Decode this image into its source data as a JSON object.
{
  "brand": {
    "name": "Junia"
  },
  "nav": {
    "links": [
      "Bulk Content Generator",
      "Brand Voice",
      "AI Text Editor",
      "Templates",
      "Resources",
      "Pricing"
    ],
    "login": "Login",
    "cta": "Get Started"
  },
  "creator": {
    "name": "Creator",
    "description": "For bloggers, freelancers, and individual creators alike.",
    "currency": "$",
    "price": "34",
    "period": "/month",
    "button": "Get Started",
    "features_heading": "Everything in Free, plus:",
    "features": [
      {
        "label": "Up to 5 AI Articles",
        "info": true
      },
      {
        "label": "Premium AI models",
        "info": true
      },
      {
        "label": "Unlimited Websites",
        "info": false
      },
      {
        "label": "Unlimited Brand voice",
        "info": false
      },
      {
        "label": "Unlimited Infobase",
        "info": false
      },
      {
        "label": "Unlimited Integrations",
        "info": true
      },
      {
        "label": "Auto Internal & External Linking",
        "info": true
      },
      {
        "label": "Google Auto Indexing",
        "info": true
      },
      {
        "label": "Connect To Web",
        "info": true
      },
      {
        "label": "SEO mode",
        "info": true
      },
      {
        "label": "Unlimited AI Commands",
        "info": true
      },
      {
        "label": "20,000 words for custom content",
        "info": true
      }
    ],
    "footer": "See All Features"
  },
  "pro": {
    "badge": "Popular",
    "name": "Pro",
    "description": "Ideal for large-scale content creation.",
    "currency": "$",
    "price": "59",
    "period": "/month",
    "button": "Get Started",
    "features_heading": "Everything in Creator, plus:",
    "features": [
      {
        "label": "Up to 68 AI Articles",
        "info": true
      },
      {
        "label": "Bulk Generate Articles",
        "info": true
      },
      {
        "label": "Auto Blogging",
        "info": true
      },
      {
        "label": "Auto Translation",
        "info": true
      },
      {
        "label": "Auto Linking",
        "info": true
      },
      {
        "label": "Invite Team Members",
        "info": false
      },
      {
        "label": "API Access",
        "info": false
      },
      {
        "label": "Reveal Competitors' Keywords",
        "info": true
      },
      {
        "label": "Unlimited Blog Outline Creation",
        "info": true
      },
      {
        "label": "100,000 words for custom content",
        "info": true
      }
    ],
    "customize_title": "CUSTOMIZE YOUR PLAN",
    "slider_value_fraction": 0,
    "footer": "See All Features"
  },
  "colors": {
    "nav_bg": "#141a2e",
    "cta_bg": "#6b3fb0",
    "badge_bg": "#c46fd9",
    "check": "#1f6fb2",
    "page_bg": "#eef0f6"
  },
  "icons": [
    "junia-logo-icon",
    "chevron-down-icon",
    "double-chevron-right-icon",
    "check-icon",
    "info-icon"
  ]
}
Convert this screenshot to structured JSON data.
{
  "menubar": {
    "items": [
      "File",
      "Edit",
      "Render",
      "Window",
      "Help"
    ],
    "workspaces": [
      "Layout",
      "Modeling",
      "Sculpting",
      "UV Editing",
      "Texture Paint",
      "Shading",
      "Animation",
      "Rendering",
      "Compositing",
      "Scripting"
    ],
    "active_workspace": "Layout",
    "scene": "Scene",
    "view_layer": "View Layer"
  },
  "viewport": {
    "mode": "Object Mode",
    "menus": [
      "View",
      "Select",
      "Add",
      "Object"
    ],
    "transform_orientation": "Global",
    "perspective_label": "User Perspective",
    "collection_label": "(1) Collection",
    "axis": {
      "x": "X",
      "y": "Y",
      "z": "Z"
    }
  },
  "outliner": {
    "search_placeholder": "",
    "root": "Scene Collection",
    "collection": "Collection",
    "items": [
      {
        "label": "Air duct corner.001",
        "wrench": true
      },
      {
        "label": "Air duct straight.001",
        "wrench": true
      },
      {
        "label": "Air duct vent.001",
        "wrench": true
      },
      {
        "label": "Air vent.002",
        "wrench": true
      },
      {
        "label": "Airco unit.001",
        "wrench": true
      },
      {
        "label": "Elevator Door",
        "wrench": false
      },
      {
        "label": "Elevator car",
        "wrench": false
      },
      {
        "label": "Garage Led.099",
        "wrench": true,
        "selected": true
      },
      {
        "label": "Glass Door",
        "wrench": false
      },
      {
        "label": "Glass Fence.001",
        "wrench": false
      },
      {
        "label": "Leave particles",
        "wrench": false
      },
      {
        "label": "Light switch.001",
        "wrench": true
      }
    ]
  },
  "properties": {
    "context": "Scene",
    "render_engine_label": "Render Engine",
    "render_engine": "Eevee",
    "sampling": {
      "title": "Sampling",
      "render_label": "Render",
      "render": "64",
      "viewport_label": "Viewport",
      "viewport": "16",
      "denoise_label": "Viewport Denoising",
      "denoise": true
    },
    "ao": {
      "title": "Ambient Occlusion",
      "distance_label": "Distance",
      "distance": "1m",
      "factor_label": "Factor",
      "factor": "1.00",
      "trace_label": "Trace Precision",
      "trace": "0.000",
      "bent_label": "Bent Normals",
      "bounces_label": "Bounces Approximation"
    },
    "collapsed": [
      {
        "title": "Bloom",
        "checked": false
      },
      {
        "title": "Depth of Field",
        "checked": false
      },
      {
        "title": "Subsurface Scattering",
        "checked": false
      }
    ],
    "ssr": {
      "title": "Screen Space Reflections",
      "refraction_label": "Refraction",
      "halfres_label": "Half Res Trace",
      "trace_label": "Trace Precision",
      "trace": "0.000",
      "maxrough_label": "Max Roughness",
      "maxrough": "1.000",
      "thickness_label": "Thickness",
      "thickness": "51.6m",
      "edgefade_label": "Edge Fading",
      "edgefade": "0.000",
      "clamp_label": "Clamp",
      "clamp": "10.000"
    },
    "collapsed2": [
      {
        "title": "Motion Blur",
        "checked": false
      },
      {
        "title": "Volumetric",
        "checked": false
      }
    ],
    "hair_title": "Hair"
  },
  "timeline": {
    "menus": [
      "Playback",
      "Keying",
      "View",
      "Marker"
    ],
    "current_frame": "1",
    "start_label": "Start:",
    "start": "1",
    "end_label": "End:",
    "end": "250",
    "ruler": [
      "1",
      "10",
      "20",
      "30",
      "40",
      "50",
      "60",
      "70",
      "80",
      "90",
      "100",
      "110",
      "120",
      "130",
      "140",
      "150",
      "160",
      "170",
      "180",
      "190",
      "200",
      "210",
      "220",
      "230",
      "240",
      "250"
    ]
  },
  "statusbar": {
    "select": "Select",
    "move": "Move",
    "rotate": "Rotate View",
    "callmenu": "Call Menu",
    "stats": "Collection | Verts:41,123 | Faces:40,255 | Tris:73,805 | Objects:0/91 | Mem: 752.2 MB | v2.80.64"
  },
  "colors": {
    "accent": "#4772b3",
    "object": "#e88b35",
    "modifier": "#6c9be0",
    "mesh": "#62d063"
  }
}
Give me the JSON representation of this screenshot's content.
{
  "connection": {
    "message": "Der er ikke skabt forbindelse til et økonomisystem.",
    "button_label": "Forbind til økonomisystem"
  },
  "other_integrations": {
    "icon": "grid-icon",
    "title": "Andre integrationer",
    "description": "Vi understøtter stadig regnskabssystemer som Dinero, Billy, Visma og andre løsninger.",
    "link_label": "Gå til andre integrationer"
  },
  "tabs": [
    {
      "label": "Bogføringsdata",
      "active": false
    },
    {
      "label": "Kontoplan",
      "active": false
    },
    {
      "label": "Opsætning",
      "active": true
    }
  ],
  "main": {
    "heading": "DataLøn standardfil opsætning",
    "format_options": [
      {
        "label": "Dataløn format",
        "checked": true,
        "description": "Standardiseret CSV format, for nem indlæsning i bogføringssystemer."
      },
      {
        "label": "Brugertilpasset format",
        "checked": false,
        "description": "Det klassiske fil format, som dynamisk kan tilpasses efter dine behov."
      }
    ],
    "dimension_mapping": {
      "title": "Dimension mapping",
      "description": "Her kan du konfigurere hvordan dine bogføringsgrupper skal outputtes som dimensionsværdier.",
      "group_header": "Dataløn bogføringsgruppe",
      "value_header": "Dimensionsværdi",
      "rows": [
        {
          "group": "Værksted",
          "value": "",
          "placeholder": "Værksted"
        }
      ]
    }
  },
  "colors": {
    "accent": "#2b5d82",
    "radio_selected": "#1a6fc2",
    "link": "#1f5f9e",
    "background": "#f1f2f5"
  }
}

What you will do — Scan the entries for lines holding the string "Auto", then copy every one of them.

Answer section —
        "label": "Auto Internal & External Linking",
        "label": "Google Auto Indexing",
        "label": "Auto Blogging",
        "label": "Auto Translation",
        "label": "Auto Linking",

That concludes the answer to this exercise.